▶ _WHAT TO WORK ON_: Your reply should be one number, which is how many lines in the listing below contain "foot".

▶ _DATASET EXCERPTS_:
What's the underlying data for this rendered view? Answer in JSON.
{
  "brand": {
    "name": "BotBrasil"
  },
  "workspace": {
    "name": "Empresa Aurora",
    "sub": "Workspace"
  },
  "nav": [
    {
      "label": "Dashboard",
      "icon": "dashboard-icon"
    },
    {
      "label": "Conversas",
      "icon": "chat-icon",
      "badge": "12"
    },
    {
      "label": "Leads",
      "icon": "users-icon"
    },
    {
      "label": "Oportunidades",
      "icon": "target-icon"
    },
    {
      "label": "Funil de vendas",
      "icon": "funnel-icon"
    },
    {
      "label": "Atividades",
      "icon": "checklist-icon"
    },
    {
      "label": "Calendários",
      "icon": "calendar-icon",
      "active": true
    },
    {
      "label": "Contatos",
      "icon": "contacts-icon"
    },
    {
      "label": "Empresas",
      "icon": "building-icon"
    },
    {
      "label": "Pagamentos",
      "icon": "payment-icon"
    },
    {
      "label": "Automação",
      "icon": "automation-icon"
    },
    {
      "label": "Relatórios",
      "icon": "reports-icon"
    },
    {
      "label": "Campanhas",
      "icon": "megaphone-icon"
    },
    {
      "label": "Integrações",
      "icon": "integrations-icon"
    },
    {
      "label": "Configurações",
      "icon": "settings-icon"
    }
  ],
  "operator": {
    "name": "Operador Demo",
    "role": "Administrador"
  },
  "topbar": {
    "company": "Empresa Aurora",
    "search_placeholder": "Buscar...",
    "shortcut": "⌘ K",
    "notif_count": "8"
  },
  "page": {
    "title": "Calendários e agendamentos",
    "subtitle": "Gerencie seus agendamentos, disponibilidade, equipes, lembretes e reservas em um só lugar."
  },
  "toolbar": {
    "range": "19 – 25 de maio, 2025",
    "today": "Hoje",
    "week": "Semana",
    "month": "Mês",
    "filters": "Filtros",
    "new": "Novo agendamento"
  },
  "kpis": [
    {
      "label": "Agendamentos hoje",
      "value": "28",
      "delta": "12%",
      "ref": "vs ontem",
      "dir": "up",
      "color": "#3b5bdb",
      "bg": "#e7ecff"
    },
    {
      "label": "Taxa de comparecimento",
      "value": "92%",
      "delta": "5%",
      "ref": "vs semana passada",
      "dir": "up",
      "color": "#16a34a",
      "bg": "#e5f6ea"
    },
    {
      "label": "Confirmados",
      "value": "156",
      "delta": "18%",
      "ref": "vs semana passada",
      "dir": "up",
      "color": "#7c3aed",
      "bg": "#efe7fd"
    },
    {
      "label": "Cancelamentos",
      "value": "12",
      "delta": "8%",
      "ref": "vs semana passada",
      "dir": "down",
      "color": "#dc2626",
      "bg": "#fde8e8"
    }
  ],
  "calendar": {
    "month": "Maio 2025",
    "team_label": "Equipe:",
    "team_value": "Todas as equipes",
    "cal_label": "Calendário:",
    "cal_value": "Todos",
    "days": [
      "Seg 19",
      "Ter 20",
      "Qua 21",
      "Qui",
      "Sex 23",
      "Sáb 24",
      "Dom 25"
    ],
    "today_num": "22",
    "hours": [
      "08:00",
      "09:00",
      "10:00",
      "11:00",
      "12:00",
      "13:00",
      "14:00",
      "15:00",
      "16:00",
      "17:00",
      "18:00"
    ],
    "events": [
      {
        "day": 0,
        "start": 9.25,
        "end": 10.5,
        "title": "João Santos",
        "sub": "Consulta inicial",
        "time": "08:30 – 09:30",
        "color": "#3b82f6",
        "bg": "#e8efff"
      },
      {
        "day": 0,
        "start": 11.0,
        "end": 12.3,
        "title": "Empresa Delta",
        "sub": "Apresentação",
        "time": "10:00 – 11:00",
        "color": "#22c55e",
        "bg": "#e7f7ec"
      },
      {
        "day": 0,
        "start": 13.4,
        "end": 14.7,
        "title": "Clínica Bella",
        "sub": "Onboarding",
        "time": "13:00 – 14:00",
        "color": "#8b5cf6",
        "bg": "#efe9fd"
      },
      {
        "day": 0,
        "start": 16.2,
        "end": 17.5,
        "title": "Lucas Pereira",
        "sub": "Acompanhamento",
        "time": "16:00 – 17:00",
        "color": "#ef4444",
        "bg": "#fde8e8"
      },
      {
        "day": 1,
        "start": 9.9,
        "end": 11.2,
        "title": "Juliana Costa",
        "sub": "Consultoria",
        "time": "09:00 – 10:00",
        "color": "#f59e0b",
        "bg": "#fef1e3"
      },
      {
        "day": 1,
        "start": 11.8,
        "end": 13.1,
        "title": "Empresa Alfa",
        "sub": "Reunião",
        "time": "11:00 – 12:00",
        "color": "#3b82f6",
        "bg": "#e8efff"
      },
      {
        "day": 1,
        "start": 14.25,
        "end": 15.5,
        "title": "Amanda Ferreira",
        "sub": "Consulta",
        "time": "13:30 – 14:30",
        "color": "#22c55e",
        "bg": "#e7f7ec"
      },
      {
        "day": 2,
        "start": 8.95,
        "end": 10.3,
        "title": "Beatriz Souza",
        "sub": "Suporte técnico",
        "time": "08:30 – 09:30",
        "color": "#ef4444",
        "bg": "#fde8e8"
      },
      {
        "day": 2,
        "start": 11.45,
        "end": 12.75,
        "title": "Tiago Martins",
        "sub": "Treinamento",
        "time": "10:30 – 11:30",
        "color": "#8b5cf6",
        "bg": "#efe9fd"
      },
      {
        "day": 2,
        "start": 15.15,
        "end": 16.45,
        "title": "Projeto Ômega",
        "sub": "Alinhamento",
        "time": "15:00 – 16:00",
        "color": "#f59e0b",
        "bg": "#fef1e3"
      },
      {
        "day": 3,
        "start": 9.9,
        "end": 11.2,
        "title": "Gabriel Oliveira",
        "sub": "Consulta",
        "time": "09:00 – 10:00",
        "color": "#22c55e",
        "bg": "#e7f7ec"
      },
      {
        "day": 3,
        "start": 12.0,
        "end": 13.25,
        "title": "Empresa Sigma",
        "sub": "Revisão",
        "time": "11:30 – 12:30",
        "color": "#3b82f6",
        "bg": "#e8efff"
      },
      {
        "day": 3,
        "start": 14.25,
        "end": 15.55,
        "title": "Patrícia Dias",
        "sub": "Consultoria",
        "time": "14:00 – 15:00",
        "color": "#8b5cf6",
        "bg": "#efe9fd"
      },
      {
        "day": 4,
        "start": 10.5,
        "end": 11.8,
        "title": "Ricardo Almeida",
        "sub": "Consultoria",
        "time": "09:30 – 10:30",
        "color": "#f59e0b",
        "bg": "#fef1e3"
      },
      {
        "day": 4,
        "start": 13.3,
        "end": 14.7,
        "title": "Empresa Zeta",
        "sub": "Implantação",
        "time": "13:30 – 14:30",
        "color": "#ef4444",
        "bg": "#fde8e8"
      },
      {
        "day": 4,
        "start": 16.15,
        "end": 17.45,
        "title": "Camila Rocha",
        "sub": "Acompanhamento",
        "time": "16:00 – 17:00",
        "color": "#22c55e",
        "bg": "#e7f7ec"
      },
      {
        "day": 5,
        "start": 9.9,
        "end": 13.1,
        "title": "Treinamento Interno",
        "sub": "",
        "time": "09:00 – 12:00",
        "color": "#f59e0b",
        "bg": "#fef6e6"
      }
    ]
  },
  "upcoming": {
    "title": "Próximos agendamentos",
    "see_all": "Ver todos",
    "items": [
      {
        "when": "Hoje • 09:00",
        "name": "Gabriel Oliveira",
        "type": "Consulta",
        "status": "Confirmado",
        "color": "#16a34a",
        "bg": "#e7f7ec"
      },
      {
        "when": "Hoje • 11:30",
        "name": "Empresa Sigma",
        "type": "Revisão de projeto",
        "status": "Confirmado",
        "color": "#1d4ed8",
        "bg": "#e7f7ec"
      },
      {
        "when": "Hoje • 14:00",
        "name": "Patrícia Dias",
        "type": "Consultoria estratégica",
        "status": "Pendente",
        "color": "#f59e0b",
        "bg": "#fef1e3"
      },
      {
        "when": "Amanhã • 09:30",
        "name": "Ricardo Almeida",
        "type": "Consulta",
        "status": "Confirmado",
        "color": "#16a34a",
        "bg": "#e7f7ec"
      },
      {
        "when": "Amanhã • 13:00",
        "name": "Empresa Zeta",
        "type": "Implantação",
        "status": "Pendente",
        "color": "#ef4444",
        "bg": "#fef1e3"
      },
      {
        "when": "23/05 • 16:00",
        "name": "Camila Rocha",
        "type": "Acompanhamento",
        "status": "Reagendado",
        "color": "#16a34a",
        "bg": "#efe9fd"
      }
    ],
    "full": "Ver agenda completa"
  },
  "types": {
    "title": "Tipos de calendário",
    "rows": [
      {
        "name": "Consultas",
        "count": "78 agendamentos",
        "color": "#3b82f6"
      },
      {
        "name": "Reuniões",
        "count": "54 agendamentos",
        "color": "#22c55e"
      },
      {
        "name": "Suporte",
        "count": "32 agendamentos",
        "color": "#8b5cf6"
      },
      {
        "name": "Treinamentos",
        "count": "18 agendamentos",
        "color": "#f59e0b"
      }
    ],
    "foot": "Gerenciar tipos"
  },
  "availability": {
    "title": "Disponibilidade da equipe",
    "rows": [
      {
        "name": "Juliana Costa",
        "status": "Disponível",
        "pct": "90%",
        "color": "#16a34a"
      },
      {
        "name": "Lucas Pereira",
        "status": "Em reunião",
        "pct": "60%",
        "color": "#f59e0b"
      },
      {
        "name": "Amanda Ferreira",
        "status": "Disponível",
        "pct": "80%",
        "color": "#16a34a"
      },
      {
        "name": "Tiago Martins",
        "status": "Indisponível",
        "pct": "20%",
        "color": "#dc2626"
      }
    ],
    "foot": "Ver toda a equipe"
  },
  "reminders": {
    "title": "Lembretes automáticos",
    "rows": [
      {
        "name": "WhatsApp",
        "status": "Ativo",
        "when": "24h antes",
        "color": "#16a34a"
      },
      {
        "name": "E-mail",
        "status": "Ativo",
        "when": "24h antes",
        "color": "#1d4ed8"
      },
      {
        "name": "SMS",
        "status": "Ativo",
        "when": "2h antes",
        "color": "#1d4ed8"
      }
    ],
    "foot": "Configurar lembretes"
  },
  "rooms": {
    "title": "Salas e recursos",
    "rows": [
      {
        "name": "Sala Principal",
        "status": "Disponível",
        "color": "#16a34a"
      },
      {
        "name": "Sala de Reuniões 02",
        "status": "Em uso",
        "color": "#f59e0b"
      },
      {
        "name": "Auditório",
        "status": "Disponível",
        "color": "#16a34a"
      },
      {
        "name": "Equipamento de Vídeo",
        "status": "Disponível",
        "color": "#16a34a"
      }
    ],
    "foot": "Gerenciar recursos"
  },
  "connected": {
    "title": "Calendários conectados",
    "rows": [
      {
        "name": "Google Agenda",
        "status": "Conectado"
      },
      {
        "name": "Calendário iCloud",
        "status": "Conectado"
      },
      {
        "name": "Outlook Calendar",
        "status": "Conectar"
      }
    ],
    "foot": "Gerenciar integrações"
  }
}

▶ _SOLUTION TO THIS TASK_: 5